*** Opening of Supplied information ***

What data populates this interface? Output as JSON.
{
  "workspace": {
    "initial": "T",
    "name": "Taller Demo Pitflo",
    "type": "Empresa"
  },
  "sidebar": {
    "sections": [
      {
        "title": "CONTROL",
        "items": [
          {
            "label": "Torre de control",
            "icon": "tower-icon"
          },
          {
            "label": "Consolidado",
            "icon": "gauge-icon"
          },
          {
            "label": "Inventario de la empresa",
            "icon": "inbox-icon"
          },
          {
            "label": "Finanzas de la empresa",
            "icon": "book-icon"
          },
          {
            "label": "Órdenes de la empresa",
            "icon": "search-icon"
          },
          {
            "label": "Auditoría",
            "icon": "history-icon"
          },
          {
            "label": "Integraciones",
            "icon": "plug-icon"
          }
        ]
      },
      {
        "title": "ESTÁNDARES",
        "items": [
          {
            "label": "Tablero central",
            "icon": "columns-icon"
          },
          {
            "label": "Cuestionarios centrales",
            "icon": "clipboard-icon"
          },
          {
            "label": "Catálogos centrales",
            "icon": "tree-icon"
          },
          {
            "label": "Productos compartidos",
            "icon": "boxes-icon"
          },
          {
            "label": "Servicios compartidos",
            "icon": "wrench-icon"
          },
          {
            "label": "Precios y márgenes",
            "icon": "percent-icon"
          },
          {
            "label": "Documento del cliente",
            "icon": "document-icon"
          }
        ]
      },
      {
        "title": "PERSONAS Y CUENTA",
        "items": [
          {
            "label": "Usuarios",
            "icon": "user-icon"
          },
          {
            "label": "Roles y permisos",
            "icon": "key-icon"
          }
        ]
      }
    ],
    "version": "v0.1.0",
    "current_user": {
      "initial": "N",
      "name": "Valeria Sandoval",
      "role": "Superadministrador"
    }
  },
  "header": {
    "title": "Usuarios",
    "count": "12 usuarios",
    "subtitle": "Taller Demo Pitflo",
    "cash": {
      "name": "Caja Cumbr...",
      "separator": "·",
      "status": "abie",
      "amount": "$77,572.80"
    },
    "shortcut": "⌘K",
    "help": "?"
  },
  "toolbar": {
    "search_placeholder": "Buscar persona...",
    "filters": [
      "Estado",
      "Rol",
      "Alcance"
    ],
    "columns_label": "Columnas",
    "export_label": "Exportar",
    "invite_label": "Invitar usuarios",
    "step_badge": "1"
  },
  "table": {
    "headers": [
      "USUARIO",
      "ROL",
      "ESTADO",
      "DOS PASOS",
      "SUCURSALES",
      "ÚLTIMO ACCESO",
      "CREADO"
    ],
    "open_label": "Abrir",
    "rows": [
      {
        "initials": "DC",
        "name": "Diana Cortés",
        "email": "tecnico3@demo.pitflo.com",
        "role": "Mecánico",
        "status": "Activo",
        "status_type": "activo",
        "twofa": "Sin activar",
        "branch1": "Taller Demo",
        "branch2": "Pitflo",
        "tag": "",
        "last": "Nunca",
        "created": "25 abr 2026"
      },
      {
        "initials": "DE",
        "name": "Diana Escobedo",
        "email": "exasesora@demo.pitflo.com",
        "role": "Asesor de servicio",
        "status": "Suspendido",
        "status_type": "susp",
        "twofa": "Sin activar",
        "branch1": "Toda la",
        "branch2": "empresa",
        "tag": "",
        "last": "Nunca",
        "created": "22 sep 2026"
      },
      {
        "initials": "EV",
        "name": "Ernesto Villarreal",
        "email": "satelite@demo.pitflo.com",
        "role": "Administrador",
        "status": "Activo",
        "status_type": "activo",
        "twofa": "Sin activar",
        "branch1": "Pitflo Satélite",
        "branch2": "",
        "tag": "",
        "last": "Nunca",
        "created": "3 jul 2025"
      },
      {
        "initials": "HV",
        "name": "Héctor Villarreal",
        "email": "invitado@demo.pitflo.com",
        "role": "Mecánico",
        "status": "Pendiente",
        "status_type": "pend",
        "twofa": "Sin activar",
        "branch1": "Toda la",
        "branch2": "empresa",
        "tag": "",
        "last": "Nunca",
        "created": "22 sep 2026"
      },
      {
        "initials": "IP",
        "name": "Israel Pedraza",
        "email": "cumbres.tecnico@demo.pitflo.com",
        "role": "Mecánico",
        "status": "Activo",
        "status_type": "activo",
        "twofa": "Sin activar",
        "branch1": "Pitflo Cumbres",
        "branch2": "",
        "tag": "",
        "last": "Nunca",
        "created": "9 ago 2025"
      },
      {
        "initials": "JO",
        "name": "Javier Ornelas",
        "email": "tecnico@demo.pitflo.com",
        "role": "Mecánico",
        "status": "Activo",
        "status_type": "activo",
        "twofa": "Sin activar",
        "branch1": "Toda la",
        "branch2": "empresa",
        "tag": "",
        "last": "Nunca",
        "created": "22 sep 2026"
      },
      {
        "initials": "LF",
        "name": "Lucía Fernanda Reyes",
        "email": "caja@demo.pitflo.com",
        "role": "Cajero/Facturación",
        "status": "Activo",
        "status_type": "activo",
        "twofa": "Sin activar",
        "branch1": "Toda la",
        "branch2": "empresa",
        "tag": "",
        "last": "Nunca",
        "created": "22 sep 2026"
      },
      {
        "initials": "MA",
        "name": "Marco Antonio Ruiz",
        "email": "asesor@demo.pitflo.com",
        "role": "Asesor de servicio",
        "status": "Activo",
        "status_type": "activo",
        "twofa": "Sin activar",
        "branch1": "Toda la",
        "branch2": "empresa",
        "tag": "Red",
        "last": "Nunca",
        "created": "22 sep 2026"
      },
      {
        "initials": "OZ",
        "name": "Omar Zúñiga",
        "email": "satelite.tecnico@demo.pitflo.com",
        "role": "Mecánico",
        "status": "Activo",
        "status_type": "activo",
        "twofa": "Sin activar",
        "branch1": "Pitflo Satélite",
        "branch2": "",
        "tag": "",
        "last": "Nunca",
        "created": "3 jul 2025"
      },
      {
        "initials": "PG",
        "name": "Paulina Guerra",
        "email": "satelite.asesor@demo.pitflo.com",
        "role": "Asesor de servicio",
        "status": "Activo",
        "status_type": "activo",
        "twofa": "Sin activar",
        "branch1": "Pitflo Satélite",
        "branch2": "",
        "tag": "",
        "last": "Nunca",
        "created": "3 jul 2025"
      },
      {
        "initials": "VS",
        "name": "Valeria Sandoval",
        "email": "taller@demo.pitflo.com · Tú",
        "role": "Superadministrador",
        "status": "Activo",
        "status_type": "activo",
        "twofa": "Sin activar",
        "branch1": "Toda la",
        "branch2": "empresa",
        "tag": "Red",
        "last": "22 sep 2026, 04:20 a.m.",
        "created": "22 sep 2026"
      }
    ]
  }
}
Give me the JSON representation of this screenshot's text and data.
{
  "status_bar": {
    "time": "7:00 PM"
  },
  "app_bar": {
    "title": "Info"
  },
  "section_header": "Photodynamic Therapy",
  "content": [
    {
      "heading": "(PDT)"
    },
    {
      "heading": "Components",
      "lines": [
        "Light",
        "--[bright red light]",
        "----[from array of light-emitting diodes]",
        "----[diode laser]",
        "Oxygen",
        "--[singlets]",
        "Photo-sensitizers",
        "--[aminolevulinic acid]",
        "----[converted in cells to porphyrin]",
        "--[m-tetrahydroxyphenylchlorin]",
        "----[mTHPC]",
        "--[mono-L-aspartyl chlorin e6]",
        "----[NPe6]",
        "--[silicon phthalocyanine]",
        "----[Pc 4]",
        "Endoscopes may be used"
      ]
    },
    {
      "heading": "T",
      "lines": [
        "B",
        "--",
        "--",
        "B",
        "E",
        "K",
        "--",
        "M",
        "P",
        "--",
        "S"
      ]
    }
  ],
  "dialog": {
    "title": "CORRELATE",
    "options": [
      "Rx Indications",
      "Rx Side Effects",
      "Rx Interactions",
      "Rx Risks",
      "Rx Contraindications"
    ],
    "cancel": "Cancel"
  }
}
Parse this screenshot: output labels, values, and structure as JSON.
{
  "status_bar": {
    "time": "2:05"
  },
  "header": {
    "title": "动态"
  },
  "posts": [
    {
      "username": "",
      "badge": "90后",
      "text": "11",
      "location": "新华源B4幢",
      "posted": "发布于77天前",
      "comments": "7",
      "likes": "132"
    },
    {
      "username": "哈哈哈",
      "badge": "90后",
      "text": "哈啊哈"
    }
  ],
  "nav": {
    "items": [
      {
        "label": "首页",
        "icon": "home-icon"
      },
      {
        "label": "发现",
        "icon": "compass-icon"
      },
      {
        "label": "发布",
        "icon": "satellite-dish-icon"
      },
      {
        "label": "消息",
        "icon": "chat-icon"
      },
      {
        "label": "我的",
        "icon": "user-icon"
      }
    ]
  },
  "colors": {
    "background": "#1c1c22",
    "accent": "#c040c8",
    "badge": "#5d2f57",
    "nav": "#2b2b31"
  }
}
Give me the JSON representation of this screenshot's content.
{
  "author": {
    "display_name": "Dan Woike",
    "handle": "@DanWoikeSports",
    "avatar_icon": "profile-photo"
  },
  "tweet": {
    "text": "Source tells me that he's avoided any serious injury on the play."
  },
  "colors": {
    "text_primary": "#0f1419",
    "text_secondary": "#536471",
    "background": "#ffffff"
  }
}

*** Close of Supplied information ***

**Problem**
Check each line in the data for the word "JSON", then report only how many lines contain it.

**Output for this task**
4